ACTIVITY:
Filter the entries below, keeping only lines with the word "screenshot".

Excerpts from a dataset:

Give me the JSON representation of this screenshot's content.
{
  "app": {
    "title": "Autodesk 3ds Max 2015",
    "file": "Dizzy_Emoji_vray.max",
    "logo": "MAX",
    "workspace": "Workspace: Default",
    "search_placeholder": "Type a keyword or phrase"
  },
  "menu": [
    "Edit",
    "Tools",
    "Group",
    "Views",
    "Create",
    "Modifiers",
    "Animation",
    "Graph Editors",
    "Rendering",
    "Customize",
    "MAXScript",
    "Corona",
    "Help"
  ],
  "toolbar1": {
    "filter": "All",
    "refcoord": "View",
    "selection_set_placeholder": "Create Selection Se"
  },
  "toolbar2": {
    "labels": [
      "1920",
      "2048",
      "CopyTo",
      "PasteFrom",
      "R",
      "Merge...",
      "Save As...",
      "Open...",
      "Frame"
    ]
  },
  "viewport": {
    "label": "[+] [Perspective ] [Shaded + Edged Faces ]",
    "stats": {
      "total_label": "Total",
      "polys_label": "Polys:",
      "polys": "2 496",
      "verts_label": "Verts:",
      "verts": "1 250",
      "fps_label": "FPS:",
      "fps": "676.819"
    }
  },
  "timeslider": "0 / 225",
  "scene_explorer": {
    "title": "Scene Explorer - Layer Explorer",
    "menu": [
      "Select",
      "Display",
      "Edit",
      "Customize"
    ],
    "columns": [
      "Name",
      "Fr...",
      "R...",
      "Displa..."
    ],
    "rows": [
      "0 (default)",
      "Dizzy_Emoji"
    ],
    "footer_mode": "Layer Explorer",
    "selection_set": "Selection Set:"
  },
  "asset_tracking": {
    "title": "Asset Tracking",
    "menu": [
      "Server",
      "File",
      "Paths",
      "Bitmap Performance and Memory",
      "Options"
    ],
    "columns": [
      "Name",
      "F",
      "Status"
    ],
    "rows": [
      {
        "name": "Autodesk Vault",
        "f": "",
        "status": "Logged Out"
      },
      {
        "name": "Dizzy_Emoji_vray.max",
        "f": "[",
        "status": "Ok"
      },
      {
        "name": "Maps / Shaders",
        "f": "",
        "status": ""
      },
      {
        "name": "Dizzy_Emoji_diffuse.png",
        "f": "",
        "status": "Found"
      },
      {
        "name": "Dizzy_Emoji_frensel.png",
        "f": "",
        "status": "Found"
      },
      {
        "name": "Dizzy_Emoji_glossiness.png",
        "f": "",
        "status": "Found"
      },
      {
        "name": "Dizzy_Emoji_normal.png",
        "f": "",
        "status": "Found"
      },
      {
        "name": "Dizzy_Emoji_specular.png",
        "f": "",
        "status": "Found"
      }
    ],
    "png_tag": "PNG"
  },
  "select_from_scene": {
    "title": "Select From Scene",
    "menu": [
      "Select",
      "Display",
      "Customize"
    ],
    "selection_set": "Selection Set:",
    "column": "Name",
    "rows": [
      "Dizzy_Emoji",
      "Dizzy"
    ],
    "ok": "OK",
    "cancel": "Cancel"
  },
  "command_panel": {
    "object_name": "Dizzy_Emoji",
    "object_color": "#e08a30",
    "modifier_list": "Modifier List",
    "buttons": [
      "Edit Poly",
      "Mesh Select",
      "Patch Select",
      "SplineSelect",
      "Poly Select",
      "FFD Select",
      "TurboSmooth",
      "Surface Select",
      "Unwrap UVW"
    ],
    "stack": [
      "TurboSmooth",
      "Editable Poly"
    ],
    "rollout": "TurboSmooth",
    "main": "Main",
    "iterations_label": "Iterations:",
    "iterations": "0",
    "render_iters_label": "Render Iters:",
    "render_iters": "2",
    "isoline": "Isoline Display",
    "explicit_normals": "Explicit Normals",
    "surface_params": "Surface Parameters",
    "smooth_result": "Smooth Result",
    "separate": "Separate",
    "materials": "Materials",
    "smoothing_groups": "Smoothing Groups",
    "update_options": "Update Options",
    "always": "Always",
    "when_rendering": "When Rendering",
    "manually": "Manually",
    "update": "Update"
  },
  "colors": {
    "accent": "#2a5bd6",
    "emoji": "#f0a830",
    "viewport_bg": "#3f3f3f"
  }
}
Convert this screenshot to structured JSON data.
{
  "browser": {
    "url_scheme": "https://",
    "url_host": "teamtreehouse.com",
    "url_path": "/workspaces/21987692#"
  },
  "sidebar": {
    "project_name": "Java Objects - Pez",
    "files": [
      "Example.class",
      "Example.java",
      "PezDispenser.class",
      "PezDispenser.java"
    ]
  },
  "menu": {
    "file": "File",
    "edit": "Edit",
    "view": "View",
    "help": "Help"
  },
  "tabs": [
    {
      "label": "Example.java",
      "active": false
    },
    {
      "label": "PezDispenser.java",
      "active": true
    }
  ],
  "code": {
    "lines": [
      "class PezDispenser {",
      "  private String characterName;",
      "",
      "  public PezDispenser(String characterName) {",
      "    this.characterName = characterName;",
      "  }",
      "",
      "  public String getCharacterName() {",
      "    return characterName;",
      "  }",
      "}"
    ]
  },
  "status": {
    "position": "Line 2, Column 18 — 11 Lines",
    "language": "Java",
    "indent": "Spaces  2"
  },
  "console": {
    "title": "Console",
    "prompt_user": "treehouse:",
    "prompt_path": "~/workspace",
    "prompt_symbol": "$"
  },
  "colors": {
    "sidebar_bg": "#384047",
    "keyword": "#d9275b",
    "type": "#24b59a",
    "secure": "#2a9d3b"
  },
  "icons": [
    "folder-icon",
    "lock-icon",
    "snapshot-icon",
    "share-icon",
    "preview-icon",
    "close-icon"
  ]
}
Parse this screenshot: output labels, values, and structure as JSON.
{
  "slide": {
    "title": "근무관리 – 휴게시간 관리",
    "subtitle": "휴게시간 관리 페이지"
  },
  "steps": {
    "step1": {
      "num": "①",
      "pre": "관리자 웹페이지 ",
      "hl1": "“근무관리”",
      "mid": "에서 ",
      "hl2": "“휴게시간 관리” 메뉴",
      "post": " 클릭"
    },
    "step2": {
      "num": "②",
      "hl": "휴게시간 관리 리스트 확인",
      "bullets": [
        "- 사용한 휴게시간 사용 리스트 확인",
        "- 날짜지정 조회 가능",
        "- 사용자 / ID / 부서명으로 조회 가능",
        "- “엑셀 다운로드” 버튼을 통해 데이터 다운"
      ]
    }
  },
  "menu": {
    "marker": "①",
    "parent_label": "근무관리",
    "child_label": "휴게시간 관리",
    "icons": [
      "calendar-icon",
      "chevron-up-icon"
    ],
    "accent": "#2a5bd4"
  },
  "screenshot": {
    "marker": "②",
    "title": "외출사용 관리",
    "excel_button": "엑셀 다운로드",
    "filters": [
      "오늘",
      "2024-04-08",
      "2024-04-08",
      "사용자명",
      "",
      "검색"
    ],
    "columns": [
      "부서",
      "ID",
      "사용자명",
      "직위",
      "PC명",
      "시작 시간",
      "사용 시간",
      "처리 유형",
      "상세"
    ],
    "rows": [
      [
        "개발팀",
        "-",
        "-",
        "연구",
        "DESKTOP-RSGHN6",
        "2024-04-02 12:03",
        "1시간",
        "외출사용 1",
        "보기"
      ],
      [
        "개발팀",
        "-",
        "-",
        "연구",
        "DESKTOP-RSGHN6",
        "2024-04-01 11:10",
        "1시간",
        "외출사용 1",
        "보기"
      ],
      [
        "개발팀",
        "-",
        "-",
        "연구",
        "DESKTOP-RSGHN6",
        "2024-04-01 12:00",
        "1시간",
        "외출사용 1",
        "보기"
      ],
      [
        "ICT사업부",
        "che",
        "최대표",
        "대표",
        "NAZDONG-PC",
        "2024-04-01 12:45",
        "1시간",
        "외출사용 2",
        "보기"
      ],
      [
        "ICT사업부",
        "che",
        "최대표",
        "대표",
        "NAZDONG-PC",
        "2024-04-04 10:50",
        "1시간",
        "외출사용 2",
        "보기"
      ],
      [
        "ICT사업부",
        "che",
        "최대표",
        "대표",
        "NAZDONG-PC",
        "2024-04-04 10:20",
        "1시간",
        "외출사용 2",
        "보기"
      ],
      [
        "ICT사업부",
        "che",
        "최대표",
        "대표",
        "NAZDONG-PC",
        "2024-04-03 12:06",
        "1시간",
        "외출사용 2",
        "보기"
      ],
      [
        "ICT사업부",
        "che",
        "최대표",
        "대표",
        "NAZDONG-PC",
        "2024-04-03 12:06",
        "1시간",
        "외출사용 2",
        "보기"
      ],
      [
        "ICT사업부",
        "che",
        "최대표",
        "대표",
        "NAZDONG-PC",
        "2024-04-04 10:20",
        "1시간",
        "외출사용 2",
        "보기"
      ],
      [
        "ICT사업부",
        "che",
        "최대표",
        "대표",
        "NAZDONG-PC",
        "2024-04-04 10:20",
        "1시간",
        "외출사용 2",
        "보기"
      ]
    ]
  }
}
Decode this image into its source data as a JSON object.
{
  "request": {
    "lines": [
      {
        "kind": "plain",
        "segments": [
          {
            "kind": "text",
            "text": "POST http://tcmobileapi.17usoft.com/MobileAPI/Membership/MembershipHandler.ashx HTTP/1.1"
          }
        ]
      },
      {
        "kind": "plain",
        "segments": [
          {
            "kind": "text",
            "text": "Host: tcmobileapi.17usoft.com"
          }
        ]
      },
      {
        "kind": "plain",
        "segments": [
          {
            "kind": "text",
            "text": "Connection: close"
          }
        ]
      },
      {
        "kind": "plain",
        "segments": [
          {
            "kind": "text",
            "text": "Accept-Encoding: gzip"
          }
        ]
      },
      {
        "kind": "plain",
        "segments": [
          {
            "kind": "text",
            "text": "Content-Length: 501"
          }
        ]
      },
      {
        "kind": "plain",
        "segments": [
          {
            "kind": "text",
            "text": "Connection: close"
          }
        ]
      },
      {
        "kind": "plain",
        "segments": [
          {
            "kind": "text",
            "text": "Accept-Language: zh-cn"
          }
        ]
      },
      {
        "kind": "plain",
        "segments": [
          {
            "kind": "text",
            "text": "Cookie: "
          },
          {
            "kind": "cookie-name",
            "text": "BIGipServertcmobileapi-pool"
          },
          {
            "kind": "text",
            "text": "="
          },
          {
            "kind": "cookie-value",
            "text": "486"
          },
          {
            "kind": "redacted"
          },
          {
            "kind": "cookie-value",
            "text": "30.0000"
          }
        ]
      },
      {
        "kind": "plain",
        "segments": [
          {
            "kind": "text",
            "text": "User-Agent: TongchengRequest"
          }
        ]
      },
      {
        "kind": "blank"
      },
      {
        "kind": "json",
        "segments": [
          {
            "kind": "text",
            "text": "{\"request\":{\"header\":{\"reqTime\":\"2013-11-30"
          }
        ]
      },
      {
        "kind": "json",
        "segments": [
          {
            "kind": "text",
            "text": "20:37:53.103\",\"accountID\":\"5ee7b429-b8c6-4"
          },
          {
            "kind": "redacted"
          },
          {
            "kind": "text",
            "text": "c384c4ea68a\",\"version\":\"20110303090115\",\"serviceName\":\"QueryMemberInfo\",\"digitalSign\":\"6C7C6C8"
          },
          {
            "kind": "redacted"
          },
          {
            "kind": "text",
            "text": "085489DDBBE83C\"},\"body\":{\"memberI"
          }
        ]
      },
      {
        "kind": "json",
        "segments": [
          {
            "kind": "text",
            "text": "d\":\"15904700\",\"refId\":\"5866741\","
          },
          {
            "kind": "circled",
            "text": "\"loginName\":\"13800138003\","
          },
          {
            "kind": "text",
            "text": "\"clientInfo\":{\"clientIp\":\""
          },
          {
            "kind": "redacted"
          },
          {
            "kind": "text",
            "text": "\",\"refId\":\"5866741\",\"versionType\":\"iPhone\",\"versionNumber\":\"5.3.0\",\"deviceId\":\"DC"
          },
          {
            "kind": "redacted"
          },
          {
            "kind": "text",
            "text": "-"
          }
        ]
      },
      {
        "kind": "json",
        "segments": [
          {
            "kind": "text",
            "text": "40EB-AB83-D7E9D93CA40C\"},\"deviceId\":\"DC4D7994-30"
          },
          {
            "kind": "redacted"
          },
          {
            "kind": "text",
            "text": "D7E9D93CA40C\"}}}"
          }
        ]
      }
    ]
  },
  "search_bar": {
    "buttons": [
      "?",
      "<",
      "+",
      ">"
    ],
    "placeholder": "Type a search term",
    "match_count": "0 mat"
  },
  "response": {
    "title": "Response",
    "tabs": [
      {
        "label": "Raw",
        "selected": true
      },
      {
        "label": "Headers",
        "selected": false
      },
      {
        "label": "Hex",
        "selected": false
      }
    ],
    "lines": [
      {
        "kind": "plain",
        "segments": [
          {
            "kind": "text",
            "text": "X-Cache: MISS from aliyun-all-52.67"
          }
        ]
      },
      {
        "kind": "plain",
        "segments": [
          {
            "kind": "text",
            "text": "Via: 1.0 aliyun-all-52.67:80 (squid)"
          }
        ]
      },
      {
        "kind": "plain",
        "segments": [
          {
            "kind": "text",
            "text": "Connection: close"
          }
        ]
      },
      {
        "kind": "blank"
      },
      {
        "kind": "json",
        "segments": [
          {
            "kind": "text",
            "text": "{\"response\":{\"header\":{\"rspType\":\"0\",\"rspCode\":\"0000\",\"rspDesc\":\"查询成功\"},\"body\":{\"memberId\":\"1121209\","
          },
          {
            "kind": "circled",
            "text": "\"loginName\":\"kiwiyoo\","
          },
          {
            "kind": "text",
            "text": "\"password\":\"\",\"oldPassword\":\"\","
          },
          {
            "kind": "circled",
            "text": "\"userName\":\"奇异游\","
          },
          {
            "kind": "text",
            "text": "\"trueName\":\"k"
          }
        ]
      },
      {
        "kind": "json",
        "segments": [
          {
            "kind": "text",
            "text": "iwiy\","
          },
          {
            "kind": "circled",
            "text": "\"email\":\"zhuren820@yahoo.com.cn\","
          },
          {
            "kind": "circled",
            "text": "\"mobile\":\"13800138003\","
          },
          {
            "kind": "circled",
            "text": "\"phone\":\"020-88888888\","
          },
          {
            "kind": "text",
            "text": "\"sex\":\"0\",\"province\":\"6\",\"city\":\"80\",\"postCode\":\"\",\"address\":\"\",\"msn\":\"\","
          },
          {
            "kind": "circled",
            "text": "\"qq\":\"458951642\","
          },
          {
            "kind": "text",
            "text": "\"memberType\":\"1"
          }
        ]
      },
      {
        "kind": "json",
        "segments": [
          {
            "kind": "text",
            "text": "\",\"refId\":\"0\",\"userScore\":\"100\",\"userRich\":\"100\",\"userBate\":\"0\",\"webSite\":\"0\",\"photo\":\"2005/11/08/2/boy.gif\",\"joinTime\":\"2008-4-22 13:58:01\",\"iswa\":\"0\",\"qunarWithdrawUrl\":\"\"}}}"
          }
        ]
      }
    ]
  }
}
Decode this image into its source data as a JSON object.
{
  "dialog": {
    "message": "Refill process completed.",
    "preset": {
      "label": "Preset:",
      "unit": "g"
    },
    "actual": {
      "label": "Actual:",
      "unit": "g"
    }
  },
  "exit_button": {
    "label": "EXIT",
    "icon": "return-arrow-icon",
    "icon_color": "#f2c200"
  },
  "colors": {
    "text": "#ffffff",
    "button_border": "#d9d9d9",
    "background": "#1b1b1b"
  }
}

EXERCISE OUTPUT:
Give me the JSON representation of this screenshot's content.
Convert this screenshot to structured JSON data.
Parse this screenshot: output labels, values, and structure as JSON.
  "screenshot": {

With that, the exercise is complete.